AIM OF THE EXERCISE
What is the number of lines in the listing that contain "Example"? Give that number only.

TASK DATA
+++
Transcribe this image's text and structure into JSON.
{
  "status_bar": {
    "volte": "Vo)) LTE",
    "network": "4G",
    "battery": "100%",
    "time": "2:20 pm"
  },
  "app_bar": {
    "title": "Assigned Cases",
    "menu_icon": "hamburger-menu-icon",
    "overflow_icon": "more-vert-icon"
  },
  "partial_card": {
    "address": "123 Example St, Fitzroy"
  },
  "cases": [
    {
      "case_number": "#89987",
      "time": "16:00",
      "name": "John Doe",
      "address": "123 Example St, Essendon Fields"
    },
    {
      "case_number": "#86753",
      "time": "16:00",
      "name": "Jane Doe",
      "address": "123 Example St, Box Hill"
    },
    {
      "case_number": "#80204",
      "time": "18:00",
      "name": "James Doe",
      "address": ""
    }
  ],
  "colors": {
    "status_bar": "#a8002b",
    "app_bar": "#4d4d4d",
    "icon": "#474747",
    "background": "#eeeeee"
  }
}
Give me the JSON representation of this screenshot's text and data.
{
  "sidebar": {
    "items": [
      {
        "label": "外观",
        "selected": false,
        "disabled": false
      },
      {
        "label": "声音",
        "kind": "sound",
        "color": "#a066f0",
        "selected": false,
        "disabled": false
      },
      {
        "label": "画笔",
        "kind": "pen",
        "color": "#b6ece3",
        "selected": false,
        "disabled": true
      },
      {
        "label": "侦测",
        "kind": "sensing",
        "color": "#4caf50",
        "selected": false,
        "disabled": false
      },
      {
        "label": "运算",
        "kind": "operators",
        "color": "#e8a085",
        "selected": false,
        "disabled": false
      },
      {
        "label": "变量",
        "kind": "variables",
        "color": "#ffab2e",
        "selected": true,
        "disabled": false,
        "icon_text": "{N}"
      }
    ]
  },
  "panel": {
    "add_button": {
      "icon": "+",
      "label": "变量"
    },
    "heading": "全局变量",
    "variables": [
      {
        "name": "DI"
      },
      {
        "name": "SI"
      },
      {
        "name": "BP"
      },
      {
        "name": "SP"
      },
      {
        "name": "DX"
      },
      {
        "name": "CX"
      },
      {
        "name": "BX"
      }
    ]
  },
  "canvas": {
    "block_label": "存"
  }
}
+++
SOLUTION TO THE PROBLEM
3